Roads will be found that are not there, truncated, or road construction/repair may be an issue. Then re-routes have to be figured out, which is why I pack all my maps with me during recon and make notations. I take a lot of images, not just to show off to all of you, but as a visual reminder for later of what the course is like. I look for possible re-routes around B Roads in case of wetter weather, and earmark possible problem areas in case of a bad Winter or wet Spring. Resupply options are checked out, and routing through cities and towns is considered out in the field as well. Things you can not possibly see on maps, like bad intersections, dangerous railroad crossings, or jig-a-jogs are notated and remembered for the cue sheet drafts.
Finally, all the data is plugged into an online route finder and that is where I draw up the final turn-by-turn cues and get a gps based mileage for the course which proves to be quite accurate. Once a final cue sheet form has been made by my plugging in the turn-by-turn instructions into a formatted document on the computer, I send the draft over to a friend who double checks my work for clarity and accuracy against the proposed route. If faults are found, I correct them. Then I print off a master set and in the Spring we do another recon with folks that drive the route by my cues and see if the directions make sense, and see if there are any mistakes. Road anomalies that may have arisen since the previous recon are taken into account, and may cause a rerouting and that obviously affects the cues. Finally, the route drivers give me their honest feedback on the route and if it passes muster, I set the cues in stone, and await the time to print off cue sheet sets.
|This road, which was open during recon, was found closed during the Spring rechecking.|
Even after all of that, the weather can shut down the event, so I have to be ready to swallow my pride and forgo all my preparations to cede the day to the situation I, (and the riders), are dealt to handle. Fortunately that has not happened since T.I.v6, which in itself is a minor miracle. (Which is to say we're due to get bombed out at T.I.v10, but if so, there is nothing I can do about that.)

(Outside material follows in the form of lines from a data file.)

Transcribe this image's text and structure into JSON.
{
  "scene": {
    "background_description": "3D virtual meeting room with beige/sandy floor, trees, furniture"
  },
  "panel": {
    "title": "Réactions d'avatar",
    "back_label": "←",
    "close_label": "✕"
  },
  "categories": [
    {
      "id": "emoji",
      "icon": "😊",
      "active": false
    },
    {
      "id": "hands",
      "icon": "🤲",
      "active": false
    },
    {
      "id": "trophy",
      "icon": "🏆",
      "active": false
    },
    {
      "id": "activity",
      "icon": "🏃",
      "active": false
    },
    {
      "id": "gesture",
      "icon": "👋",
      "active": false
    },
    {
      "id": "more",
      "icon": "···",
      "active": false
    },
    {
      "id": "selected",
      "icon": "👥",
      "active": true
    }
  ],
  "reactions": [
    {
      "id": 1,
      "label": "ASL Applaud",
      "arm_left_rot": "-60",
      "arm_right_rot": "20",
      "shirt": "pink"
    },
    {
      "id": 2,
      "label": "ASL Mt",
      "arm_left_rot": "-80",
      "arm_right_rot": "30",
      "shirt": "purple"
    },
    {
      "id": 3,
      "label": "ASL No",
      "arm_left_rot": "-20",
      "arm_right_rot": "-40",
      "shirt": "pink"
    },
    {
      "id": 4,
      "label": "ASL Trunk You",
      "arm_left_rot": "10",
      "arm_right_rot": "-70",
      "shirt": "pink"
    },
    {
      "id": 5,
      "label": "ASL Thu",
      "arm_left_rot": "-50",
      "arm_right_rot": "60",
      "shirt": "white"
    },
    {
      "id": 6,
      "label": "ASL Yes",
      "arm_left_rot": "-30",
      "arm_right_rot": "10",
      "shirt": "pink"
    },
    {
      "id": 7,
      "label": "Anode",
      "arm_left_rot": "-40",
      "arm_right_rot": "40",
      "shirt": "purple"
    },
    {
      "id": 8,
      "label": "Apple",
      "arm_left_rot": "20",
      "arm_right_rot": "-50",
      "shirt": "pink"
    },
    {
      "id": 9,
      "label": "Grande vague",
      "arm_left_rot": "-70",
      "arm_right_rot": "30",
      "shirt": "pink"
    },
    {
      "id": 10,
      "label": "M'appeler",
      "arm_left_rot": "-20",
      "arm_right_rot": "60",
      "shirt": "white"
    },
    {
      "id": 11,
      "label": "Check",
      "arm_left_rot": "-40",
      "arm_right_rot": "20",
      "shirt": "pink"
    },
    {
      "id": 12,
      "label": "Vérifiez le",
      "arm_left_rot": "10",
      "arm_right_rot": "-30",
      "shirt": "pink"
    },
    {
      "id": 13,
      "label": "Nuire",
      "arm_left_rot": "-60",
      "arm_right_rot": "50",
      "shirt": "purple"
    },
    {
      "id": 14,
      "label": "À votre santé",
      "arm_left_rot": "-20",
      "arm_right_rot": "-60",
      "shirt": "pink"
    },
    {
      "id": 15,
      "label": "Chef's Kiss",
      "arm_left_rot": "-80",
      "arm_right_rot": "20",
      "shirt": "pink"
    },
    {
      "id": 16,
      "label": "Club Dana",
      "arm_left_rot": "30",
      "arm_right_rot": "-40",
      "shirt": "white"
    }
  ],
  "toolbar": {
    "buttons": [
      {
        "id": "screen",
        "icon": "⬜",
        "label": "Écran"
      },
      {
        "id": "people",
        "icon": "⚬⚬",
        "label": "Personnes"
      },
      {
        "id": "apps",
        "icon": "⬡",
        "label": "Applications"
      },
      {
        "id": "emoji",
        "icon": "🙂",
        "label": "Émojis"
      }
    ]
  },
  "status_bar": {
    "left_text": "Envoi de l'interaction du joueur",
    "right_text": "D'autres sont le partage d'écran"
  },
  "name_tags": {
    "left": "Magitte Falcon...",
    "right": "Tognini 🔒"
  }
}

That doesn't cover everything, but again, I tried to answer this question as thoroughly as I could in one blog post! I hope that gives you all a little insight as to how these courses happen every year.